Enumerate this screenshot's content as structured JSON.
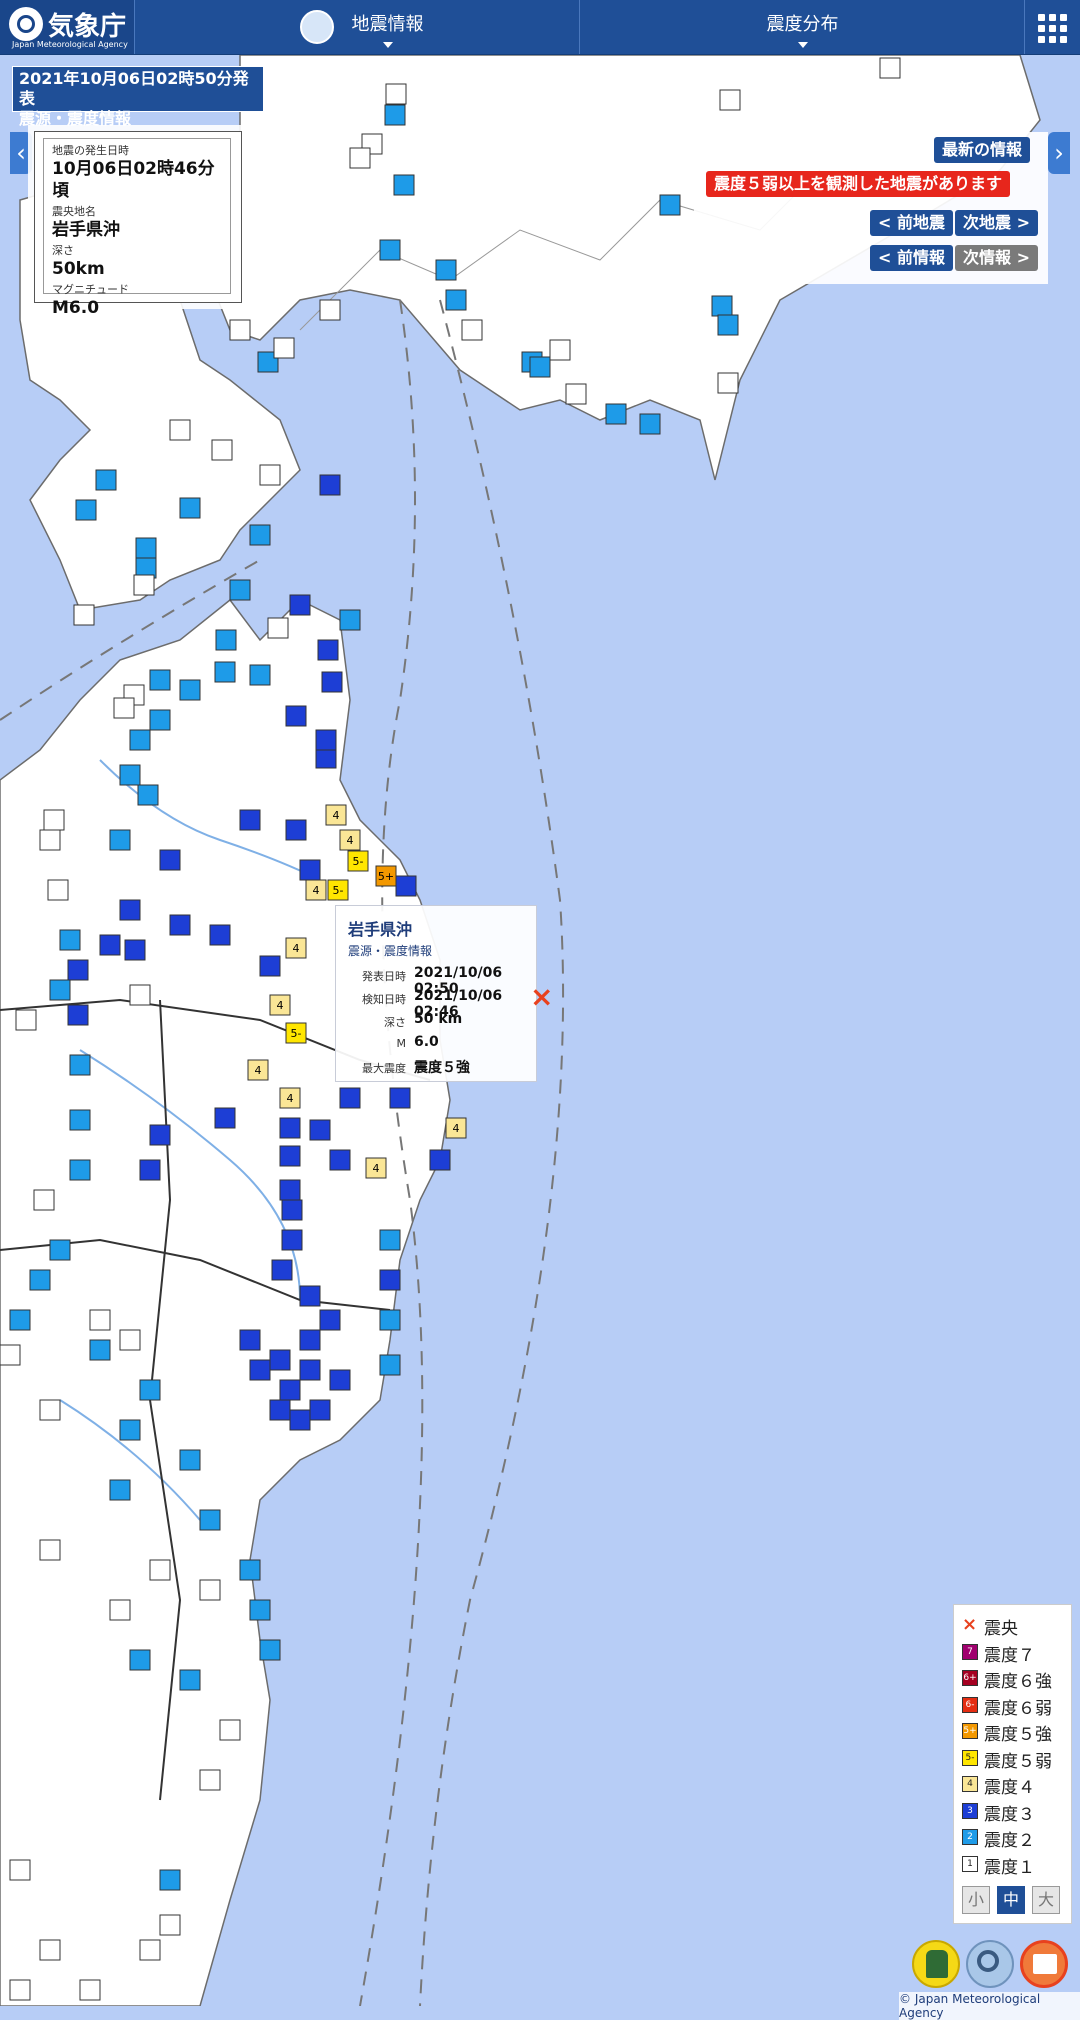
{
  "header": {
    "logo_jp": "気象庁",
    "logo_en": "Japan Meteorological Agency",
    "tab_quake": "地震情報",
    "tab_intensity": "震度分布"
  },
  "issue": {
    "line1": "2021年10月06日02時50分発表",
    "line2": "震源・震度情報"
  },
  "info": {
    "time_label": "地震の発生日時",
    "time_value": "10月06日02時46分頃",
    "place_label": "震央地名",
    "place_value": "岩手県沖",
    "depth_label": "深さ",
    "depth_value": "50km",
    "mag_label": "マグニチュード",
    "mag_value": "M6.0"
  },
  "panel": {
    "latest": "最新の情報",
    "alert": "震度５弱以上を観測した地震があります",
    "prev_quake": "< 前地震",
    "next_quake": "次地震 >",
    "prev_info": "< 前情報",
    "next_info": "次情報 >"
  },
  "popup": {
    "title": "岩手県沖",
    "subtitle": "震源・震度情報",
    "published_label": "発表日時",
    "published_value": "2021/10/06 02:50",
    "detected_label": "検知日時",
    "detected_value": "2021/10/06 02:46",
    "depth_label": "深さ",
    "depth_value": "50 km",
    "mag_label": "M",
    "mag_value": "6.0",
    "max_label": "最大震度",
    "max_value": "震度５強"
  },
  "epicenter_mark": "×",
  "legend": {
    "items": [
      {
        "code": "×",
        "label": "震央",
        "color": "#e8411e"
      },
      {
        "code": "7",
        "label": "震度７",
        "color": "#a0006e"
      },
      {
        "code": "6+",
        "label": "震度６強",
        "color": "#a50021"
      },
      {
        "code": "6-",
        "label": "震度６弱",
        "color": "#e52d12"
      },
      {
        "code": "5+",
        "label": "震度５強",
        "color": "#f39800"
      },
      {
        "code": "5-",
        "label": "震度５弱",
        "color": "#ffe600"
      },
      {
        "code": "4",
        "label": "震度４",
        "color": "#fae696"
      },
      {
        "code": "3",
        "label": "震度３",
        "color": "#1d3ed5"
      },
      {
        "code": "2",
        "label": "震度２",
        "color": "#1e9be8"
      },
      {
        "code": "1",
        "label": "震度１",
        "color": "#ffffff"
      }
    ]
  },
  "sizes": {
    "small": "小",
    "medium": "中",
    "large": "大"
  },
  "copyright": "© Japan Meteorological Agency",
  "colors": {
    "sea": "#b7cdf6",
    "land": "#ffffff",
    "header": "#1f4f97",
    "alert": "#e7261c"
  }
}
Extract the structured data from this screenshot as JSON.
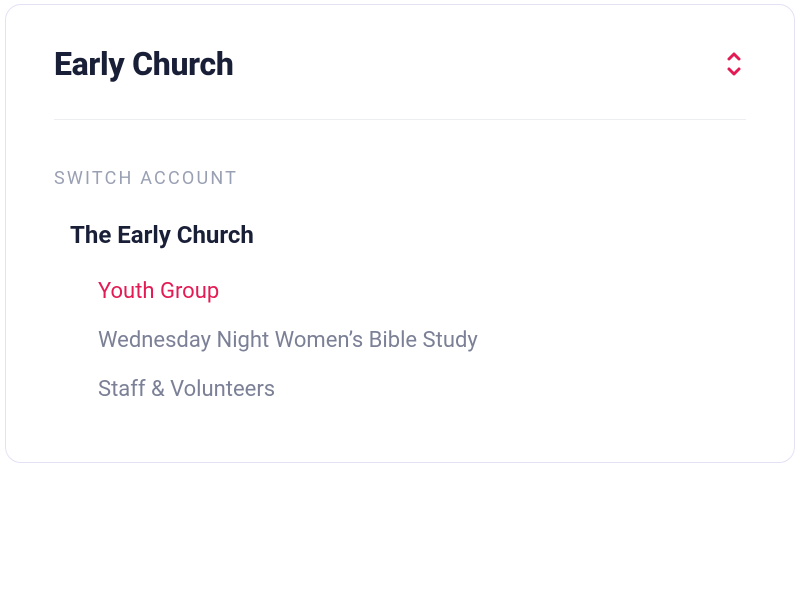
{
  "header": {
    "title": "Early Church"
  },
  "section": {
    "label": "Switch Account"
  },
  "accounts": {
    "primary": "The Early Church",
    "subs": [
      {
        "name": "Youth Group",
        "active": true
      },
      {
        "name": "Wednesday Night Women’s Bible Study",
        "active": false
      },
      {
        "name": "Staff & Volunteers",
        "active": false
      }
    ]
  },
  "colors": {
    "accent": "#e31b54",
    "text_dark": "#1a1f38",
    "text_muted": "#7b8096",
    "border": "#e5e1f5"
  }
}
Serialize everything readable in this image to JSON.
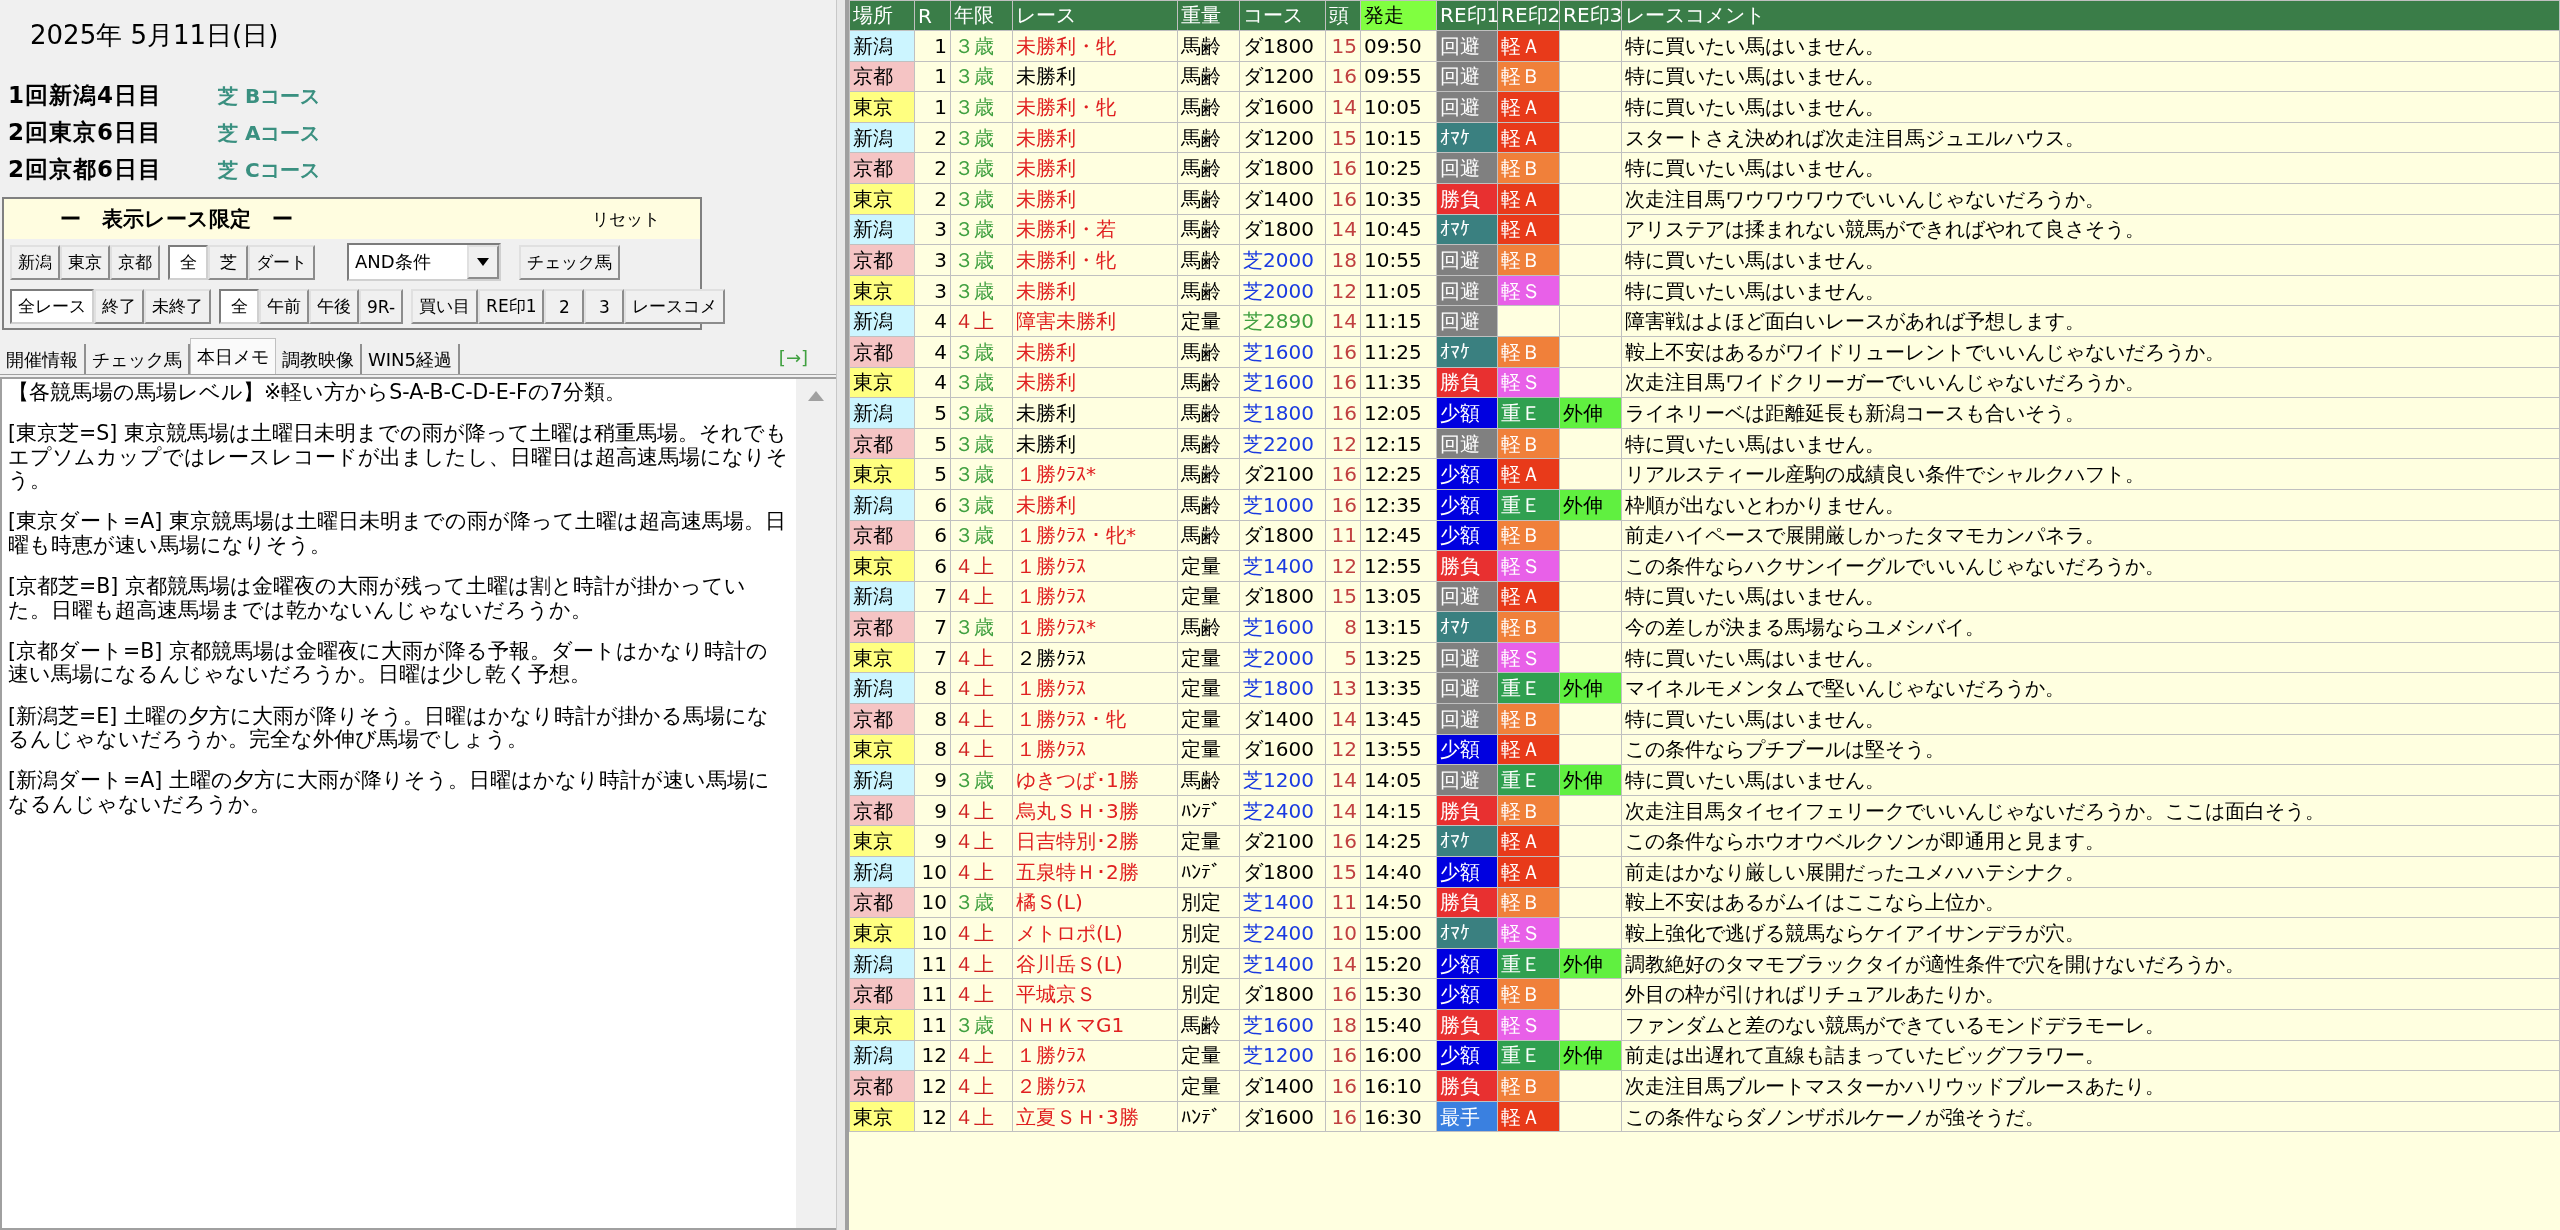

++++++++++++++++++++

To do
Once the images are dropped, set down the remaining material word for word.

Result
Enumerate this screenshot's content as structured JSON.
{
  "header": {
    "logo_jp": "気象庁",
    "logo_en": "Japan Meteorological Agency",
    "tab_quake": "地震情報",
    "tab_intensity": "震度分布"
  },
  "issue": {
    "line1": "2021年10月06日02時50分発表",
    "line2": "震源・震度情報"
  },
  "info": {
    "time_label": "地震の発生日時",
    "time_value": "10月06日02時46分頃",
    "place_label": "震央地名",
    "place_value": "岩手県沖",
    "depth_label": "深さ",
    "depth_value": "50km",
    "mag_label": "マグニチュード",
    "mag_value": "M6.0"
  },
  "panel": {
    "latest": "最新の情報",
    "alert": "震度５弱以上を観測した地震があります",
    "prev_quake": "< 前地震",
    "next_quake": "次地震 >",
    "prev_info": "< 前情報",
    "next_info": "次情報 >"
  },
  "popup": {
    "title": "岩手県沖",
    "subtitle": "震源・震度情報",
    "published_label": "発表日時",
    "published_value": "2021/10/06 02:50",
    "detected_label": "検知日時",
    "detected_value": "2021/10/06 02:46",
    "depth_label": "深さ",
    "depth_value": "50 km",
    "mag_label": "M",
    "mag_value": "6.0",
    "max_label": "最大震度",
    "max_value": "震度５強"
  },
  "epicenter_mark": "×",
  "legend": {
    "items": [
      {
        "code": "×",
        "label": "震央",
        "color": "#e8411e"
      },
      {
        "code": "7",
        "label": "震度７",
        "color": "#a0006e"
      },
      {
        "code": "6+",
        "label": "震度６強",
        "color": "#a50021"
      },
      {
        "code": "6-",
        "label": "震度６弱",
        "color": "#e52d12"
      },
      {
        "code": "5+",
        "label": "震度５強",
        "color": "#f39800"
      },
      {
        "code": "5-",
        "label": "震度５弱",
        "color": "#ffe600"
      },
      {
        "code": "4",
        "label": "震度４",
        "color": "#fae696"
      },
      {
        "code": "3",
        "label": "震度３",
        "color": "#1d3ed5"
      },
      {
        "code": "2",
        "label": "震度２",
        "color": "#1e9be8"
      },
      {
        "code": "1",
        "label": "震度１",
        "color": "#ffffff"
      }
    ]
  },
  "sizes": {
    "small": "小",
    "medium": "中",
    "large": "大"
  },
  "copyright": "© Japan Meteorological Agency",
  "colors": {
    "sea": "#b7cdf6",
    "land": "#ffffff",
    "header": "#1f4f97",
    "alert": "#e7261c"
  }
}
Extract the structured data from this screenshot as JSON.
{
  "header": {
    "title": "Early Church"
  },
  "section": {
    "label": "Switch Account"
  },
  "accounts": {
    "primary": "The Early Church",
    "subs": [
      {
        "name": "Youth Group",
        "active": true
      },
      {
        "name": "Wednesday Night Women’s Bible Study",
        "active": false
      },
      {
        "name": "Staff & Volunteers",
        "active": false
      }
    ]
  },
  "colors": {
    "accent": "#e31b54",
    "text_dark": "#1a1f38",
    "text_muted": "#7b8096",
    "border": "#e5e1f5"
  }
}
Serialize everything readable in this image to JSON.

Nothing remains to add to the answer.